Where do you write? Do you have a favourite spot?
The writing was mainly done at home; however, I did manage to convince my partner that in the name of research we needed a few weekends in Norfolk! The point when I was happy with the completed draft coincided with our annual week’s holiday in Norfolk so I read each chapter while there which felt quite fitting. Through necessity, most of the writing was completed in the study; however, I did lose myself on a number of occasions and I found myself sitting on one of my favourite North Norfolk beaches doing some virtual writing!
What do you hope your readers will take from your novel?

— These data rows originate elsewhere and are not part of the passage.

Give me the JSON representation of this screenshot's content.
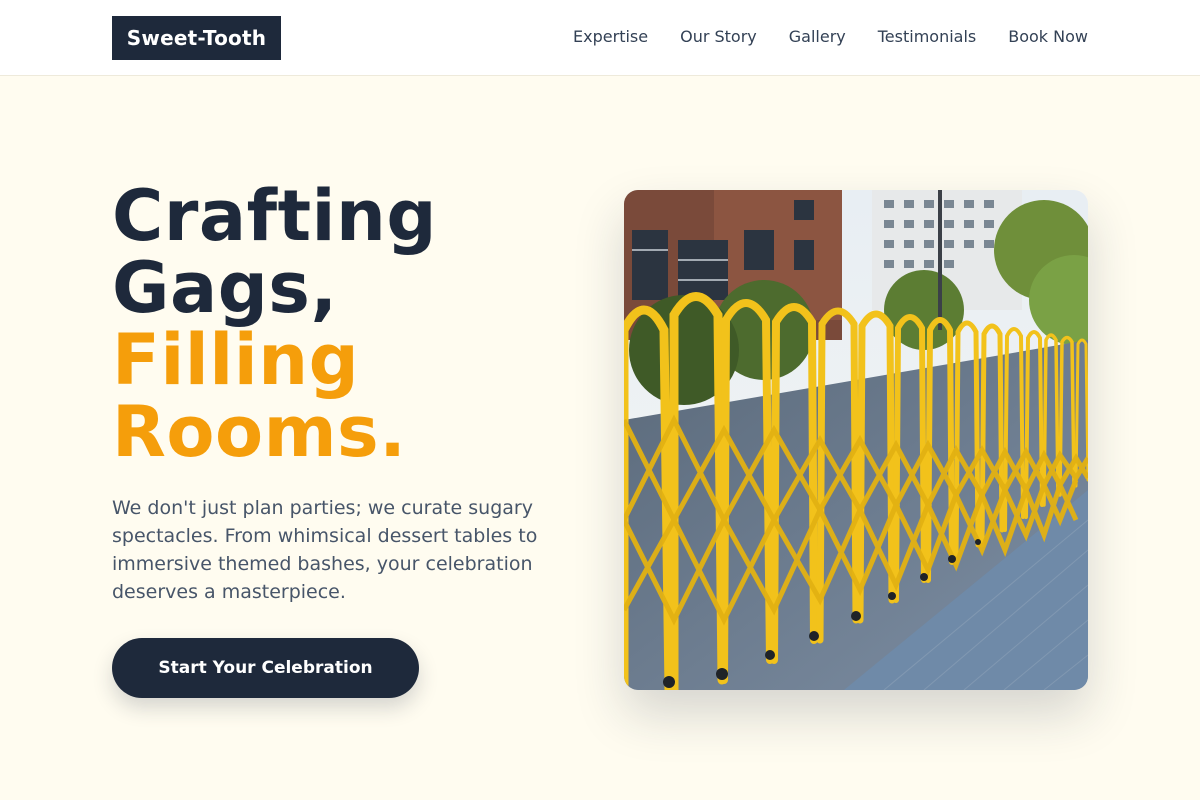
{
  "brand": {
    "name": "Sweet-Tooth"
  },
  "nav": {
    "items": [
      {
        "label": "Expertise"
      },
      {
        "label": "Our Story"
      },
      {
        "label": "Gallery"
      },
      {
        "label": "Testimonials"
      },
      {
        "label": "Book Now"
      }
    ]
  },
  "hero": {
    "title_line1": "Crafting",
    "title_line2": "Gags,",
    "title_line3": "Filling",
    "title_line4": "Rooms.",
    "description": "We don't just plan parties; we curate sugary spectacles. From whimsical dessert tables to immersive themed bashes, your celebration deserves a masterpiece.",
    "cta_label": "Start Your Celebration"
  },
  "image": {
    "subject": "yellow folding barrier fence on city sidewalk"
  },
  "colors": {
    "brand_dark": "#1e293b",
    "accent": "#f59e0b",
    "background": "#fffcf0"
  }
}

First and foremost, I want people to enjoy reading Our Family and IT and to form relationships and connections with the different characters. But I also hope that during the reading process people stop and question some of the scenes. An example of this was when a friend of a friend was very kindly proof reading a late draft for me. During their feedback they commented on Daniel’s chapters where things go a little wrong for him. They said that they enjoyed them but then asked me whether that kind of behaviour would really happen. I was able to explain that research clearly indicates that yes, this kind of behaviour would be very likely to happen. Their feedback really heartened me, they had questioned the accuracy of the content, and Daniel’s behaviour had made them stop and think. For me that was a sign that the book had worked – a novel with a social conscience.
And finally … wine gums, chocolate, or something entirely different for your writing-snack of choice?
Oh, that is a difficult one, but chocolate covered raisins would always be up there. I console myself that I am also contributing to my five-a-day with this essential writing-snack of choice!
Absolutely! Thanks very much for taking the time to chat, Rachel. Good luck with the writing!
Our Family and IT is Rachel’s debut novel. Rachel has worked with children and families for over 30 years, she is a qualified and registered social worker and now works as an independent researcher, trainer and campaigner. Rachel’s primary area of academic interest is the impact of parental life-limiting illness on children and family life. She has previously written academic books and papers on this subject. Our Family and IT is the story of how a family try to manage following the mother’s diagnosis of ‘IT’ a life-limiting illness.
If you would like a copy of Rachel’s novel for the discounted price of £6.00 including p&p (it is usually £7.99 plus £2.80 p&p from Amazon), DM Rachel via Twitter @RachelFearnley1 or email her at firstname.lastname@example.org.
One thought on “An Interview with … Rachel Fearnley”
Sensitive questions to a thoughtful author! I wanted to read the book after reading the interview and do so agree with Rachel Fearnley’s view that “children’s… voices are not always given primacy in our society, especially on important issues that are affecting them”. So many books about families all but ignore any characters under 18 and yet we all had a childhood. I like the idea of not identifying the illness too, that reflects the way we don’t as a society acknowledge the bad things until we really have to (maybe the present crisis is curing us of that to some extent). I hope this book does well.